By Brianne Ledda and Zoya Naqvi
Long Island’s third medical marijuana dispensary since 2016 held its grand opening in Carle Place on Tuesday, Feb. 19.
Curaleaf is the latest in a growing number of dispensaries opening on Long Island. The Botanist, which has six locations across the country and three more planned, is expected to open a shop in Farmingdale. Two more companies – Valley Agriceuticals and FP Wellness – are already licensed to open stores on Long Island, according to the New York State Department of Health public register. None of the three responded to requests for comment, and their opening dates are not on their websites.
“Over the coming years, [the medical marijuana industry] is likely to lead to greater levels of opportunity,” Dr. Richard Vogel, Dean of the School of Business at Farmingdale State College, said. He pointed out that companies will need to be careful in how they move forward legally, but said the market has potential investment opportunities.
Legal marijuana is a fast-growing industry, both in the U.S. and around the world. The North American market was valued at $7.2 billion in 2016, according to Grand View Research. The global medical marijuana market as a whole is projected to expand by 34.5 percent over the next four years, according to the financial analysis website Marketwatch, which provides business news and analysis.
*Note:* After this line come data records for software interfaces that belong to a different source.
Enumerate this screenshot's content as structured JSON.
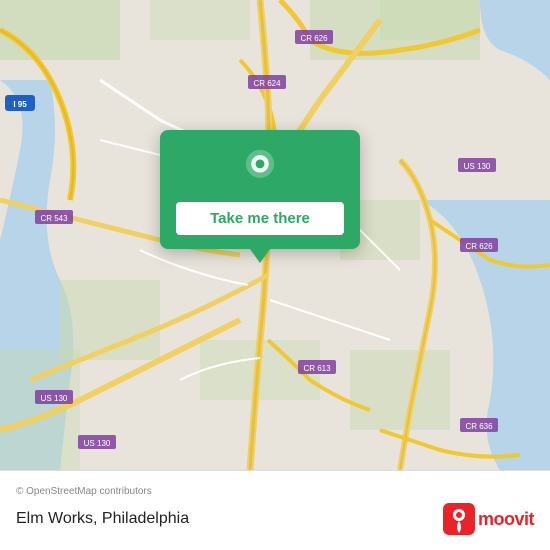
{
  "map": {
    "attribution": "© OpenStreetMap contributors",
    "backgroundColor": "#e8e0d8"
  },
  "card": {
    "button_label": "Take me there",
    "background_color": "#2da866"
  },
  "bottom_bar": {
    "copyright": "© OpenStreetMap contributors",
    "location_name": "Elm Works, Philadelphia"
  },
  "moovit": {
    "text": "moovit"
  },
  "roads": {
    "color_major": "#f5d98c",
    "color_minor": "#ffffff",
    "color_highway": "#e8c84a"
  }
}
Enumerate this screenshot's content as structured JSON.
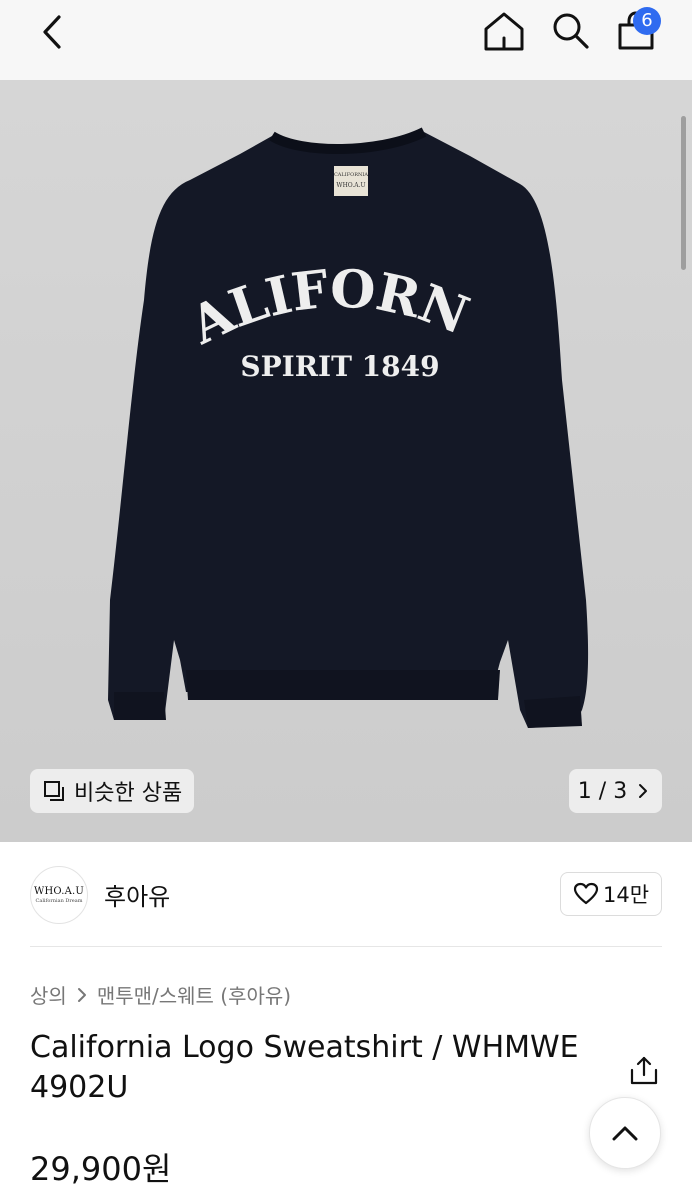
{
  "header": {
    "back_icon": "chevron-left-icon",
    "home_icon": "home-icon",
    "search_icon": "search-icon",
    "cart_icon": "shopping-bag-icon",
    "cart_count": "6",
    "badge_color": "#2f6bf0"
  },
  "gallery": {
    "similar_label": "비슷한 상품",
    "pager": "1 / 3",
    "print_line1": "CALIFORNIA",
    "print_line2": "SPIRIT 1849",
    "tag_line1": "CALIFORNIA",
    "tag_line2": "WHO.A.U",
    "sweater_color": "#141826"
  },
  "brand": {
    "logo_line1": "WHO.A.U",
    "logo_line2": "Californian Dream",
    "name": "후아유",
    "likes": "14만"
  },
  "product": {
    "breadcrumb": [
      "상의",
      "맨투맨/스웨트 (후아유)"
    ],
    "title": "California Logo Sweatshirt / WHMWE 4902U",
    "price": "29,900원"
  }
}
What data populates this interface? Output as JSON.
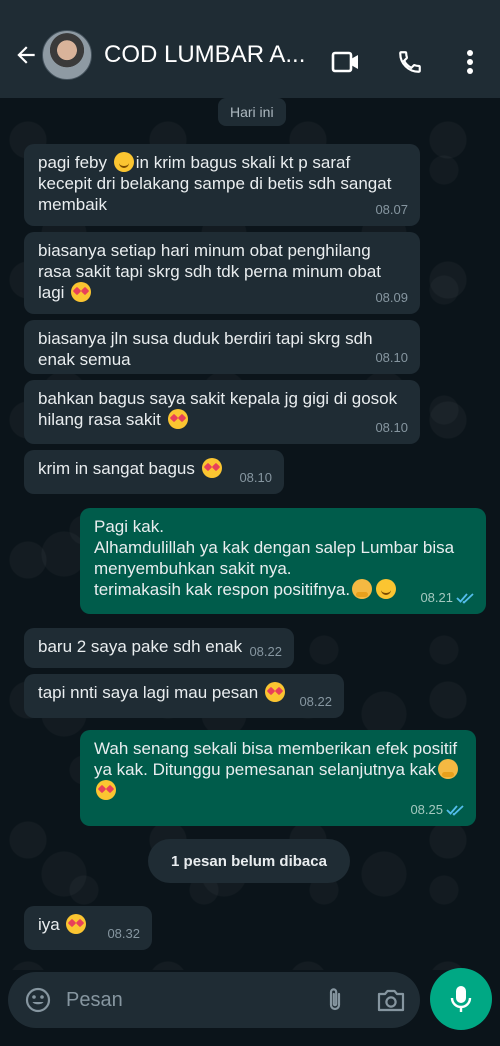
{
  "header": {
    "title": "COD LUMBAR A...",
    "back_icon": "arrow-left-icon",
    "video_icon": "video-camera-icon",
    "call_icon": "phone-icon",
    "menu_icon": "more-vertical-icon"
  },
  "date_chip": "Hari ini",
  "messages": [
    {
      "dir": "in",
      "text_a": "pagi feby ",
      "text_b": "in krim bagus skali kt p saraf kecepit dri belakang sampe di betis sdh sangat membaik",
      "time": "08.07"
    },
    {
      "dir": "in",
      "text": "biasanya setiap hari minum obat penghilang rasa sakit tapi skrg sdh tdk perna minum obat lagi ",
      "time": "08.09"
    },
    {
      "dir": "in",
      "text": "biasanya jln susa duduk berdiri tapi skrg sdh enak semua",
      "time": "08.10"
    },
    {
      "dir": "in",
      "text": "bahkan bagus saya sakit kepala jg gigi di gosok hilang rasa sakit ",
      "time": "08.10"
    },
    {
      "dir": "in",
      "text": "krim in sangat bagus ",
      "time": "08.10"
    },
    {
      "dir": "out",
      "line1": "Pagi kak.",
      "line2": "Alhamdulillah ya kak dengan salep Lumbar bisa menyembuhkan sakit nya.",
      "line3": "terimakasih kak respon positifnya.",
      "time": "08.21"
    },
    {
      "dir": "in",
      "text": "baru 2 saya pake sdh enak",
      "time": "08.22"
    },
    {
      "dir": "in",
      "text": "tapi nnti saya lagi mau pesan ",
      "time": "08.22"
    },
    {
      "dir": "out",
      "text": "Wah senang sekali bisa memberikan efek positif ya kak. Ditunggu pemesanan selanjutnya kak",
      "time": "08.25"
    },
    {
      "dir": "in",
      "text": "iya ",
      "time": "08.32"
    }
  ],
  "unread_banner": "1 pesan belum dibaca",
  "input": {
    "placeholder": "Pesan",
    "emoji_icon": "emoji-icon",
    "attach_icon": "paperclip-icon",
    "camera_icon": "camera-icon",
    "mic_icon": "microphone-icon"
  },
  "colors": {
    "incoming_bubble": "#1f2c34",
    "outgoing_bubble": "#005c4b",
    "accent": "#00a884",
    "read_tick": "#53bdeb"
  }
}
There are over 15,000 certified medical marijuana patients on Long Island alone. Nassau and Suffolk counties are two of the five counties in New York with the highest number of certified patients. Suffolk has the second highest number of certified patients in New York state after Erie County, part of the Buffalo-Niagara Falls metropolitan area, and Nassau comes fourth after New York County.
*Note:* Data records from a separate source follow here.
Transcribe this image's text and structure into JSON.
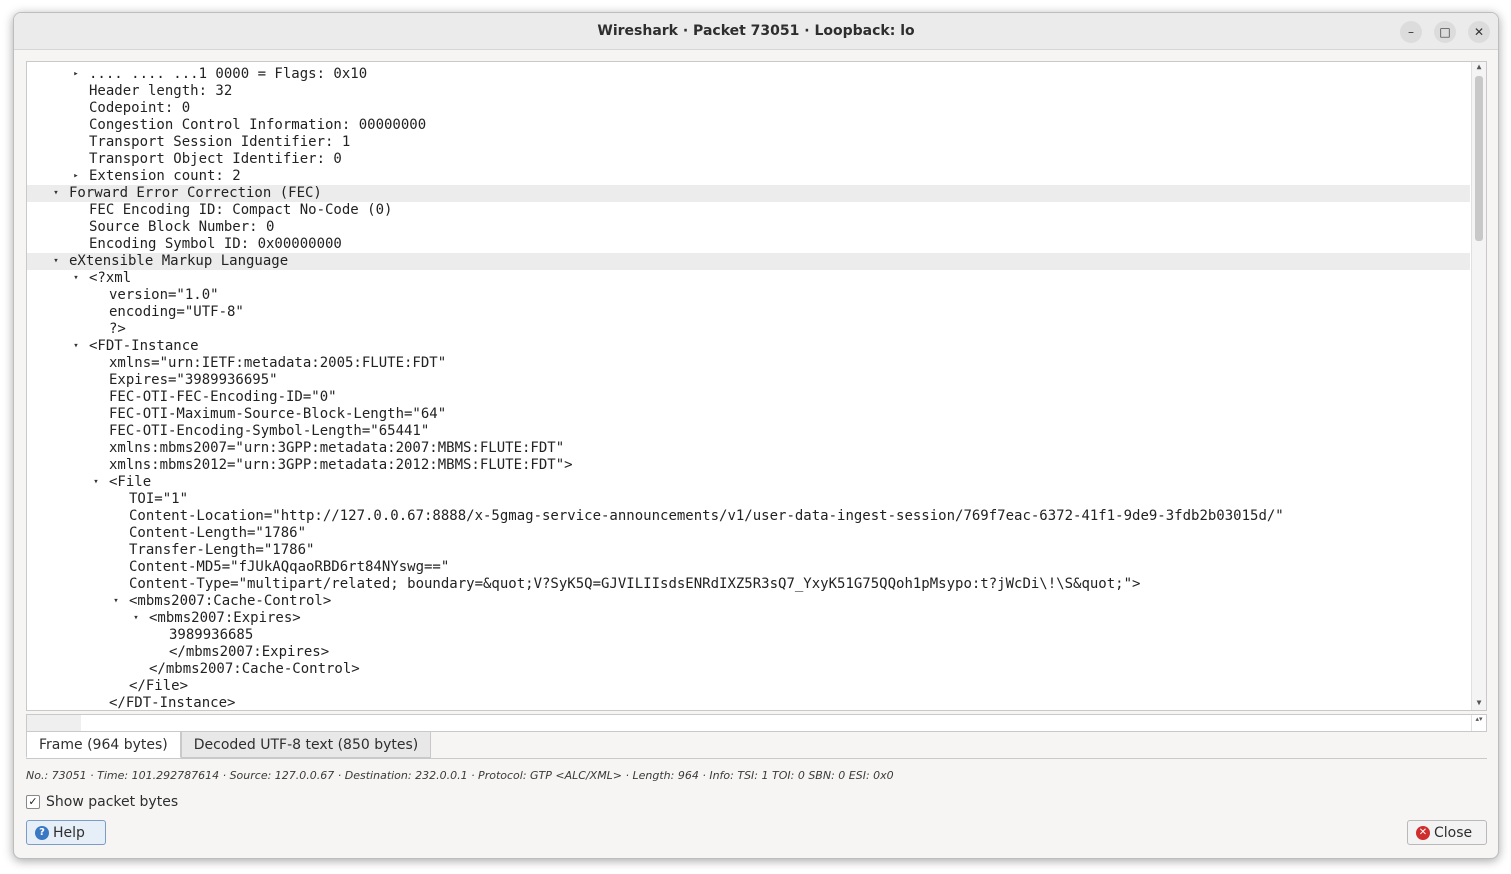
{
  "window": {
    "title": "Wireshark · Packet 73051 · Loopback: lo",
    "minimize_icon": "minimize-icon",
    "maximize_icon": "maximize-icon",
    "close_icon": "close-icon"
  },
  "tree": {
    "rows": [
      {
        "text": ".... .... ...1 0000 = Flags: 0x10",
        "arrow": "collapsed"
      },
      {
        "text": "Header length: 32",
        "arrow": "none"
      },
      {
        "text": "Codepoint: 0",
        "arrow": "none"
      },
      {
        "text": "Congestion Control Information: 00000000",
        "arrow": "none"
      },
      {
        "text": "Transport Session Identifier: 1",
        "arrow": "none"
      },
      {
        "text": "Transport Object Identifier: 0",
        "arrow": "none"
      },
      {
        "text": "Extension count: 2",
        "arrow": "collapsed"
      },
      {
        "text": "Forward Error Correction (FEC)",
        "arrow": "expanded"
      },
      {
        "text": "FEC Encoding ID: Compact No-Code (0)",
        "arrow": "none"
      },
      {
        "text": "Source Block Number: 0",
        "arrow": "none"
      },
      {
        "text": "Encoding Symbol ID: 0x00000000",
        "arrow": "none"
      },
      {
        "text": "eXtensible Markup Language",
        "arrow": "expanded"
      },
      {
        "text": "<?xml",
        "arrow": "expanded"
      },
      {
        "text": "version=\"1.0\"",
        "arrow": "none"
      },
      {
        "text": "encoding=\"UTF-8\"",
        "arrow": "none"
      },
      {
        "text": "?>",
        "arrow": "none"
      },
      {
        "text": "<FDT-Instance",
        "arrow": "expanded"
      },
      {
        "text": "xmlns=\"urn:IETF:metadata:2005:FLUTE:FDT\"",
        "arrow": "none"
      },
      {
        "text": "Expires=\"3989936695\"",
        "arrow": "none"
      },
      {
        "text": "FEC-OTI-FEC-Encoding-ID=\"0\"",
        "arrow": "none"
      },
      {
        "text": "FEC-OTI-Maximum-Source-Block-Length=\"64\"",
        "arrow": "none"
      },
      {
        "text": "FEC-OTI-Encoding-Symbol-Length=\"65441\"",
        "arrow": "none"
      },
      {
        "text": "xmlns:mbms2007=\"urn:3GPP:metadata:2007:MBMS:FLUTE:FDT\"",
        "arrow": "none"
      },
      {
        "text": "xmlns:mbms2012=\"urn:3GPP:metadata:2012:MBMS:FLUTE:FDT\">",
        "arrow": "none"
      },
      {
        "text": "<File",
        "arrow": "expanded"
      },
      {
        "text": "TOI=\"1\"",
        "arrow": "none"
      },
      {
        "text": "Content-Location=\"http://127.0.0.67:8888/x-5gmag-service-announcements/v1/user-data-ingest-session/769f7eac-6372-41f1-9de9-3fdb2b03015d/\"",
        "arrow": "none"
      },
      {
        "text": "Content-Length=\"1786\"",
        "arrow": "none"
      },
      {
        "text": "Transfer-Length=\"1786\"",
        "arrow": "none"
      },
      {
        "text": "Content-MD5=\"fJUkAQqaoRBD6rt84NYswg==\"",
        "arrow": "none"
      },
      {
        "text": "Content-Type=\"multipart/related; boundary=&quot;V?SyK5Q=GJVILIIsdsENRdIXZ5R3sQ7_YxyK51G75QQoh1pMsypo:t?jWcDi\\!\\S&quot;\">",
        "arrow": "none"
      },
      {
        "text": "<mbms2007:Cache-Control>",
        "arrow": "expanded"
      },
      {
        "text": "<mbms2007:Expires>",
        "arrow": "expanded"
      },
      {
        "text": "3989936685",
        "arrow": "none"
      },
      {
        "text": "</mbms2007:Expires>",
        "arrow": "none"
      },
      {
        "text": "</mbms2007:Cache-Control>",
        "arrow": "none"
      },
      {
        "text": "</File>",
        "arrow": "none"
      },
      {
        "text": "</FDT-Instance>",
        "arrow": "none"
      }
    ]
  },
  "tabs": [
    {
      "label": "Frame (964 bytes)",
      "active": true
    },
    {
      "label": "Decoded UTF-8 text (850 bytes)",
      "active": false
    }
  ],
  "status": {
    "info": "No.: 73051 · Time: 101.292787614 · Source: 127.0.0.67 · Destination: 232.0.0.1 · Protocol: GTP <ALC/XML> · Length: 964 · Info: TSI: 1 TOI: 0 SBN: 0 ESI: 0x0"
  },
  "options": {
    "show_bytes_label": "Show packet bytes",
    "show_bytes_checked": true
  },
  "buttons": {
    "help_label": "Help",
    "close_label": "Close"
  }
}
“The Department added five new registered organizations in August 2017 to help to increase patient access, improve geographic distribution across the state, make medical marijuana products more affordable for patients through the introduction of new competition and increase the variety of medical marijuana products available to patients,” Jill Montag, a New York public health officer, said.
There will soon be more than one operating dispensary in both Suffolk and Nassau counties, Montag added. Curaleaf in Carle Place breaks up the 60 mile distance between the two other existing dispensaries on Long Island, in Riverhead and Lake Success.
“[Medical marijuana dispensaries] see it as a market to make money,” Scott Mayerberger, an anesthesiology specialist certified to prescribe medical marijuana, said. “It’s capitalism. They come here, they provide a product, they sell the product to generate a profit. So if they feel that there’s a profit to be made here, they’re going to come here.”
Curaleaf in Nassau County has worked with over 2,000 patients in the month and a half it’s been open.
“It just goes to show how much a dispensary in that area was needed,” Mike Conway, Curaleaf’s director of dispensary operations, said.
Patients still find the medication pricey, though Curaleaf is on the lower end of that spectrum. Depending on the type and amount of medication used, Mayerberger estimated that patients might pay between two and four hundred dollars a week for medication.
“I obviously wish the program was more affordable and more attainable,” Kimberly Arezzi, a medical marijuana patient at Curaleaf and the owner of the Farmingdale-based CBD shop Chime & Chill, said.
Still, she said, the medication makes a huge difference.